EXERCISE INSTRUCTIONS> The response must contain the complete data, printed exactly.

───── DATASET CONTENT

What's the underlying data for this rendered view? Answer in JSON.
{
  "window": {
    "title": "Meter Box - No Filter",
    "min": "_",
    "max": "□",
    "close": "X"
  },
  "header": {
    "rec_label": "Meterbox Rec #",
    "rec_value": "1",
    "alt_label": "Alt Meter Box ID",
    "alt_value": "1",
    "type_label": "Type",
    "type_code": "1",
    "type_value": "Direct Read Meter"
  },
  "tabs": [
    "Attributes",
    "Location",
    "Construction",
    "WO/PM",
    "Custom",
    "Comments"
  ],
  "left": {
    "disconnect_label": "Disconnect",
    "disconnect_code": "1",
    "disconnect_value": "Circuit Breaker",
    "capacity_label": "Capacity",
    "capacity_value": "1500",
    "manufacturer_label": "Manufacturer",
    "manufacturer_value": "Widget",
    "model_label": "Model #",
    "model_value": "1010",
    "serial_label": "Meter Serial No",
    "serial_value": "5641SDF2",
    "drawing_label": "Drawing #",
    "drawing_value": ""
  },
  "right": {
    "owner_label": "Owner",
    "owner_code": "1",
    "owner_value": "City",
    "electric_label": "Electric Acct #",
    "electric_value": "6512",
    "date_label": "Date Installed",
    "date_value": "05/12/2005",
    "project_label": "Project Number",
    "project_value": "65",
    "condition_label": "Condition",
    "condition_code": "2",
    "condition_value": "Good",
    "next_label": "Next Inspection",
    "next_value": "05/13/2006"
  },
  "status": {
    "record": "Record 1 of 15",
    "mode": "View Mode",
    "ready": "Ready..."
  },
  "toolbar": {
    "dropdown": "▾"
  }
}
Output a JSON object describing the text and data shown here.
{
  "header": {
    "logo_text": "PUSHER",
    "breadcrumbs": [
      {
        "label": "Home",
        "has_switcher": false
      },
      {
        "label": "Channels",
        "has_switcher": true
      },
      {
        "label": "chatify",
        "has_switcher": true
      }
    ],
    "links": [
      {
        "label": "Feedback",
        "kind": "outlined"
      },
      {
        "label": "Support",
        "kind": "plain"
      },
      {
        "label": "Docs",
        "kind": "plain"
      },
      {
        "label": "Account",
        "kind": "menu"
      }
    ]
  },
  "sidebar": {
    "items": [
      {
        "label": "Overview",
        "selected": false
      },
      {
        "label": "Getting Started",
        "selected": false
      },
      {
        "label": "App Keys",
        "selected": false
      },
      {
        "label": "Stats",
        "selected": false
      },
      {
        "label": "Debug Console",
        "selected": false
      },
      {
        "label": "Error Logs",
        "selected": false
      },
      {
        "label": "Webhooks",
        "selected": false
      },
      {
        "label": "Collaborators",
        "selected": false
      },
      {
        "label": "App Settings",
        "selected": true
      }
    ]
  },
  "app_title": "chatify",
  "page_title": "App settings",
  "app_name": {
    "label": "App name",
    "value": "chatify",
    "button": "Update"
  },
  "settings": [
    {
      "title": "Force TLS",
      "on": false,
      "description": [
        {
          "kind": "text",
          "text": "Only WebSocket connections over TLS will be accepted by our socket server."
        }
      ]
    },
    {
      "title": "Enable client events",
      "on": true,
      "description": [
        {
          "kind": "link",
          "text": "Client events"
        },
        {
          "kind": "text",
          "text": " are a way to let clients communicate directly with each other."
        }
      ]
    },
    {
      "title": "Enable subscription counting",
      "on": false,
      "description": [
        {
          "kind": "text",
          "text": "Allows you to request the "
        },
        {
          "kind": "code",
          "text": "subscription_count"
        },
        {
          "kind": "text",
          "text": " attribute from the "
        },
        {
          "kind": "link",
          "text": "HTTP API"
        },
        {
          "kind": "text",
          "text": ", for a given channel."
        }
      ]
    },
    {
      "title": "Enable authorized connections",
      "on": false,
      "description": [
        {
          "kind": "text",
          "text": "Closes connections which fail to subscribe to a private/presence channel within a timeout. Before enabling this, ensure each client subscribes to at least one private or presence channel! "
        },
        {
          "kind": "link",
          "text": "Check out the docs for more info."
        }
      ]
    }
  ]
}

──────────

WRITTEN RESPONSE>
What's the underlying data for this rendered view? Answer in JSON.
{
  "window": {
    "title": "Meter Box - No Filter",
    "min": "_",
    "max": "□",
    "close": "X"
  },
  "header": {
    "rec_label": "Meterbox Rec #",
    "rec_value": "1",
    "alt_label": "Alt Meter Box ID",
    "alt_value": "1",
    "type_label": "Type",
    "type_code": "1",
    "type_value": "Direct Read Meter"
  },
  "tabs": [
    "Attributes",
    "Location",
    "Construction",
    "WO/PM",
    "Custom",
    "Comments"
  ],
  "left": {
    "disconnect_label": "Disconnect",
    "disconnect_code": "1",
    "disconnect_value": "Circuit Breaker",
    "capacity_label": "Capacity",
    "capacity_value": "1500",
    "manufacturer_label": "Manufacturer",
    "manufacturer_value": "Widget",
    "model_label": "Model #",
    "model_value": "1010",
    "serial_label": "Meter Serial No",
    "serial_value": "5641SDF2",
    "drawing_label": "Drawing #",
    "drawing_value": ""
  },
  "right": {
    "owner_label": "Owner",
    "owner_code": "1",
    "owner_value": "City",
    "electric_label": "Electric Acct #",
    "electric_value": "6512",
    "date_label": "Date Installed",
    "date_value": "05/12/2005",
    "project_label": "Project Number",
    "project_value": "65",
    "condition_label": "Condition",
    "condition_code": "2",
    "condition_value": "Good",
    "next_label": "Next Inspection",
    "next_value": "05/13/2006"
  },
  "status": {
    "record": "Record 1 of 15",
    "mode": "View Mode",
    "ready": "Ready..."
  },
  "toolbar": {
    "dropdown": "▾"
  }
}
Output a JSON object describing the text and data shown here.
{
  "header": {
    "logo_text": "PUSHER",
    "breadcrumbs": [
      {
        "label": "Home",
        "has_switcher": false
      },
      {
        "label": "Channels",
        "has_switcher": true
      },
      {
        "label": "chatify",
        "has_switcher": true
      }
    ],
    "links": [
      {
        "label": "Feedback",
        "kind": "outlined"
      },
      {
        "label": "Support",
        "kind": "plain"
      },
      {
        "label": "Docs",
        "kind": "plain"
      },
      {
        "label": "Account",
        "kind": "menu"
      }
    ]
  },
  "sidebar": {
    "items": [
      {
        "label": "Overview",
        "selected": false
      },
      {
        "label": "Getting Started",
        "selected": false
      },
      {
        "label": "App Keys",
        "selected": false
      },
      {
        "label": "Stats",
        "selected": false
      },
      {
        "label": "Debug Console",
        "selected": false
      },
      {
        "label": "Error Logs",
        "selected": false
      },
      {
        "label": "Webhooks",
        "selected": false
      },
      {
        "label": "Collaborators",
        "selected": false
      },
      {
        "label": "App Settings",
        "selected": true
      }
    ]
  },
  "app_title": "chatify",
  "page_title": "App settings",
  "app_name": {
    "label": "App name",
    "value": "chatify",
    "button": "Update"
  },
  "settings": [
    {
      "title": "Force TLS",
      "on": false,
      "description": [
        {
          "kind": "text",
          "text": "Only WebSocket connections over TLS will be accepted by our socket server."
        }
      ]
    },
    {
      "title": "Enable client events",
      "on": true,
      "description": [
        {
          "kind": "link",
          "text": "Client events"
        },
        {
          "kind": "text",
          "text": " are a way to let clients communicate directly with each other."
        }
      ]
    },
    {
      "title": "Enable subscription counting",
      "on": false,
      "description": [
        {
          "kind": "text",
          "text": "Allows you to request the "
        },
        {
          "kind": "code",
          "text": "subscription_count"
        },
        {
          "kind": "text",
          "text": " attribute from the "
        },
        {
          "kind": "link",
          "text": "HTTP API"
        },
        {
          "kind": "text",
          "text": ", for a given channel."
        }
      ]
    },
    {
      "title": "Enable authorized connections",
      "on": false,
      "description": [
        {
          "kind": "text",
          "text": "Closes connections which fail to subscribe to a private/presence channel within a timeout. Before enabling this, ensure each client subscribes to at least one private or presence channel! "
        },
        {
          "kind": "link",
          "text": "Check out the docs for more info."
        }
      ]
    }
  ]
}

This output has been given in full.